_Data extract_:
• • • • •
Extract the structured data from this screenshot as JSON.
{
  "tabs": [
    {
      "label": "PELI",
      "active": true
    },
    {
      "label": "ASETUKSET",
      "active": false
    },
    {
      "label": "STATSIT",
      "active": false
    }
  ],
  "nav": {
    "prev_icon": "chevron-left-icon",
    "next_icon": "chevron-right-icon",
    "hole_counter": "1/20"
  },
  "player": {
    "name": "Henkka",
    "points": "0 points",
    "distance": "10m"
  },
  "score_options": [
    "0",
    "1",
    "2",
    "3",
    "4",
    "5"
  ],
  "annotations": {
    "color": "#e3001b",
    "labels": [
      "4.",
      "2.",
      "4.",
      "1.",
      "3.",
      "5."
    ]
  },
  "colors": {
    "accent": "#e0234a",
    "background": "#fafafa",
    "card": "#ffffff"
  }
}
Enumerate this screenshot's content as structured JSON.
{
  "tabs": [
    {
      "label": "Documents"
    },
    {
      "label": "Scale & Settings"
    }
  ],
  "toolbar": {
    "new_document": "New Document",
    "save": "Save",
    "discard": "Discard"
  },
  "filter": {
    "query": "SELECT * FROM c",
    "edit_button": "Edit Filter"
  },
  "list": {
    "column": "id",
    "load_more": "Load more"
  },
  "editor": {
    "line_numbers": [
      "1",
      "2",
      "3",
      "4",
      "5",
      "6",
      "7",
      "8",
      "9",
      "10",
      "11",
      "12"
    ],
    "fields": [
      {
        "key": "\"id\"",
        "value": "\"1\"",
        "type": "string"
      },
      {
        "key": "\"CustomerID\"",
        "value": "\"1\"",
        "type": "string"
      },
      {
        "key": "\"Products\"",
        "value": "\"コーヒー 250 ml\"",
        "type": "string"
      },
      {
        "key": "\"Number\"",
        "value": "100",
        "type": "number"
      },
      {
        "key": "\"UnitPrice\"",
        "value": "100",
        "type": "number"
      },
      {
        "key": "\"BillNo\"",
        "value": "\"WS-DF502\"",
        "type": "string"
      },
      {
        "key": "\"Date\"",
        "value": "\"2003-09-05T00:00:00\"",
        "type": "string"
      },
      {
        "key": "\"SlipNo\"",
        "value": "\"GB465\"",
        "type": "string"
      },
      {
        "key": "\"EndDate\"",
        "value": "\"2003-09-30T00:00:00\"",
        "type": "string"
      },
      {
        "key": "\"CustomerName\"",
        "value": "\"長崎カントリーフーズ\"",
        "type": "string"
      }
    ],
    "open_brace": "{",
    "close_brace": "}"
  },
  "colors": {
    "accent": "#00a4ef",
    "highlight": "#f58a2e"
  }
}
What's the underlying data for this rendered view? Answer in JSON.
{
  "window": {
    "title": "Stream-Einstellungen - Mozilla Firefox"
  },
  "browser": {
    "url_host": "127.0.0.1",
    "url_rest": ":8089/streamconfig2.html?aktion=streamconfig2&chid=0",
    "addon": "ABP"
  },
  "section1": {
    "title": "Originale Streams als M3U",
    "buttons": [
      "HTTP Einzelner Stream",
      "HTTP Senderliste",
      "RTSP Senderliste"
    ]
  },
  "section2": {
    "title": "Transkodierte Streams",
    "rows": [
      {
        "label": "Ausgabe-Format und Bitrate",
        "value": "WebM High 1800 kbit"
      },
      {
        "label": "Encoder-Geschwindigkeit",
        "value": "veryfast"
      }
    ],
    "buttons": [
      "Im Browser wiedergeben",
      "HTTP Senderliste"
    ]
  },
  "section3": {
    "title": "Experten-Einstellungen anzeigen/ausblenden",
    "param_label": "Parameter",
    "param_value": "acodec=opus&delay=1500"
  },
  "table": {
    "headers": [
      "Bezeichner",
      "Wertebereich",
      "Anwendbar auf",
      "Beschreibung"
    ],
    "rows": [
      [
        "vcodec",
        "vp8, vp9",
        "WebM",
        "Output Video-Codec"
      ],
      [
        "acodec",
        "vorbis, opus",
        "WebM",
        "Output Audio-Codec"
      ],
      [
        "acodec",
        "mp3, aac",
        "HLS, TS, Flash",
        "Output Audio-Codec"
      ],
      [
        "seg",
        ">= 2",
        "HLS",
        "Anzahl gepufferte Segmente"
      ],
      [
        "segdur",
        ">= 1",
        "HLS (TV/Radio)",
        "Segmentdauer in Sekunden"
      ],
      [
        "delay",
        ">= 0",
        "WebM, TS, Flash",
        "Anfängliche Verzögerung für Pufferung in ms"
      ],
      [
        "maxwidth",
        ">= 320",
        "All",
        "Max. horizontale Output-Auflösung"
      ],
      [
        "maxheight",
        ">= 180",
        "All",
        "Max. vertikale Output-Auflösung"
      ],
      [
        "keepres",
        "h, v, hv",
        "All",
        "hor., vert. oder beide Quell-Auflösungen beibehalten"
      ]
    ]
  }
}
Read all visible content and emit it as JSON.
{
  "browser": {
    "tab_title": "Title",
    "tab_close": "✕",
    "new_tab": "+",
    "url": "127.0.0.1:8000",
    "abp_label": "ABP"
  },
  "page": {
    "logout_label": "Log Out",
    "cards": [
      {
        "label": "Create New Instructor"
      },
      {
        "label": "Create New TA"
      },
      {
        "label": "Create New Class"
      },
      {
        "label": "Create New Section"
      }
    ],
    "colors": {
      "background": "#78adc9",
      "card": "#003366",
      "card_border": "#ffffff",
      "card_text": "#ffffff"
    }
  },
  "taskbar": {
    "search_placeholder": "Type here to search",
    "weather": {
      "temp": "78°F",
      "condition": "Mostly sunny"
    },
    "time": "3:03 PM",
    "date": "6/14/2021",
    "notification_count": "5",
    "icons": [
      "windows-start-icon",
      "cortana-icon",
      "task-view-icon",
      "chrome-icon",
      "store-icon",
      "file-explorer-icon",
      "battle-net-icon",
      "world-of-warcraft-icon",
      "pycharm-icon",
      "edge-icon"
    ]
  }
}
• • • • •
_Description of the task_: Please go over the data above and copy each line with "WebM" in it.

_Answer section_:
        "value": "WebM High 1800 kbit"
        "WebM",
        "WebM",
        "WebM, TS, Flash",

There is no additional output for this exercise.